Luckily, it appears that Americans have come to learn that despite the media’s frequent adulation of their uniformed military, the Pentagon operates just like every other bureaucracy in the federal government. According to a poll released earlier this month by Gallup, 72 percent of Americans want Congress to speed up troop withdrawals from Afghanistan. Much like the McChrystal flap from last summer, there is a very fine line between military officials offering their honest opinion and threatening civilian control of the war.

Click here for the full post.

Peace by the Numbers

If you follow the news, you might never guess that we’re living in a remarkably peaceful era. But we are. The long-term trends say that war is on the decline—combat fatalities, too. If we value world peace, we shouldn’t be complaining. We should be figuring out why these things are happening—and asking how we can keep them going.

Peace, of course, doesn’t often make the news. There’s nothing dramatic to report. Peace doesn’t explode. It doesn’t kill people. It makes for lousy TV.

I’m hoping, however, that peace makes a good topic at Cato Unbound. This month’s lead essay is by Andrew Mack, director of the Human Security Report Project at Simon Fraser University.

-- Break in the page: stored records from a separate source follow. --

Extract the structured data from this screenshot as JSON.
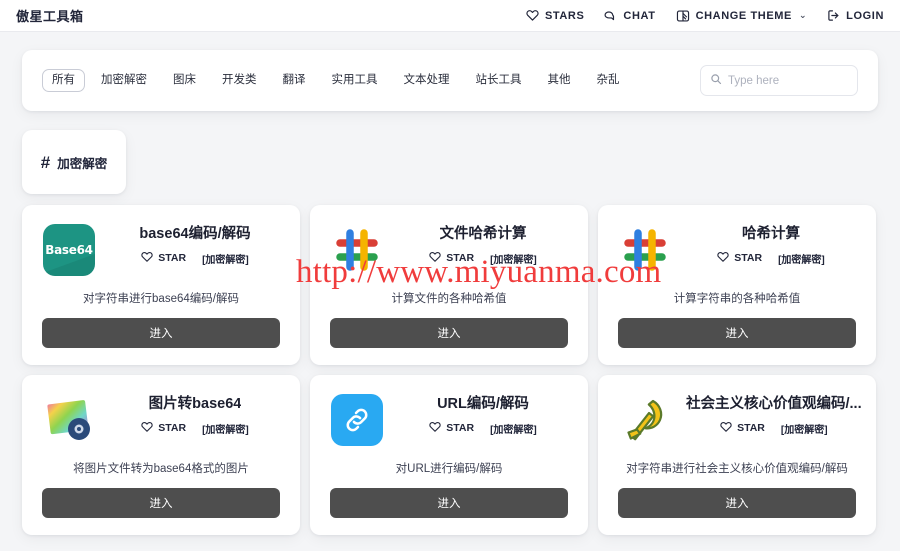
{
  "header": {
    "brand": "傲星工具箱",
    "nav": [
      {
        "label": "STARS",
        "icon": "heart-icon"
      },
      {
        "label": "CHAT",
        "icon": "chat-icon"
      },
      {
        "label": "CHANGE THEME",
        "icon": "theme-icon",
        "caret": "⌄"
      },
      {
        "label": "LOGIN",
        "icon": "login-icon"
      }
    ]
  },
  "filter": {
    "tabs": [
      "所有",
      "加密解密",
      "图床",
      "开发类",
      "翻译",
      "实用工具",
      "文本处理",
      "站长工具",
      "其他",
      "杂乱"
    ],
    "active_tab": "所有",
    "search": {
      "placeholder": "Type here",
      "value": "",
      "icon": "search-icon"
    }
  },
  "section": {
    "hash": "#",
    "title": "加密解密"
  },
  "cards": [
    {
      "title": "base64编码/解码",
      "star_label": "STAR",
      "tag": "[加密解密]",
      "desc": "对字符串进行base64编码/解码",
      "button": "进入",
      "icon": "base64-icon",
      "icon_text": "Base64",
      "icon_color": "#1d9483"
    },
    {
      "title": "文件哈希计算",
      "star_label": "STAR",
      "tag": "[加密解密]",
      "desc": "计算文件的各种哈希值",
      "button": "进入",
      "icon": "multicolor-hash-icon"
    },
    {
      "title": "哈希计算",
      "star_label": "STAR",
      "tag": "[加密解密]",
      "desc": "计算字符串的各种哈希值",
      "button": "进入",
      "icon": "multicolor-hash-icon"
    },
    {
      "title": "图片转base64",
      "star_label": "STAR",
      "tag": "[加密解密]",
      "desc": "将图片文件转为base64格式的图片",
      "button": "进入",
      "icon": "picture-icon"
    },
    {
      "title": "URL编码/解码",
      "star_label": "STAR",
      "tag": "[加密解密]",
      "desc": "对URL进行编码/解码",
      "button": "进入",
      "icon": "link-icon",
      "icon_color": "#29a9f2"
    },
    {
      "title": "社会主义核心价值观编码/...",
      "star_label": "STAR",
      "tag": "[加密解密]",
      "desc": "对字符串进行社会主义核心价值观编码/解码",
      "button": "进入",
      "icon": "hammer-sickle-icon"
    }
  ],
  "watermark": {
    "text": "http://www.miyuanma.com",
    "color": "#f03c3c"
  }
}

If we live in a more secure world, he asks, why is it?

Please join us throughout the month for an empirical discussion of peace and war, the demographics of each, and what it is that makes our era an unusually peaceful one.

Beijing Key in Controlling North Korea’s Recklessness

Shortly after unveiling a new uranium enrichment facility, North Korea has shelled a disputed island held by the Republic of Korea.  A score of South Koreans reportedly were killed or wounded.

These two steps underscore the North’s reputation for recklessness.  Unfortunately, there is no easy solution: serious military retaliation risks full-scale war, while intensified sanctions will have no impact without China’s support.

Instead, the U.S. should join with the ROK in an intensive diplomatic offensive in Beijing.  So far China has assumed that the Korean status quo is to its advantage.  However, Washington and Seoul should point out that Beijing has much to lose if things go badly in North Korea.

The North is about to embark on a potentially uncertain leadership transition.  North Koreans remain impoverished; indeed, malnutrition reportedly is spreading.  With the regime apparently determined to press ahead with its nuclear program while committing regular acts of war against the South, the entire peninsula could go up in flames.  China would be burned, along with the rest of North Korea’s neighbors.

The U.S. also should inform Beijing that Washington might choose not to remain in the middle if the North continues its nuclear program.  Given the choice of forever guaranteeing South Korean and Japanese security against an irresponsible North Korea, or allowing those nations to decide on their own defense, including possible acquisition of nuclear weapons, the U.S. would seriously consider the latter.  Then China would have to deal with the consequences.

Beijing’s best option would be to join with the U.S. and South Korea in offering a package deal for denuclearization, backed by effective sanctions, meaning the cut-off of Chinese food and energy assistance.  Otherwise, Beijing might find itself sharing in a future North Korean nightmare.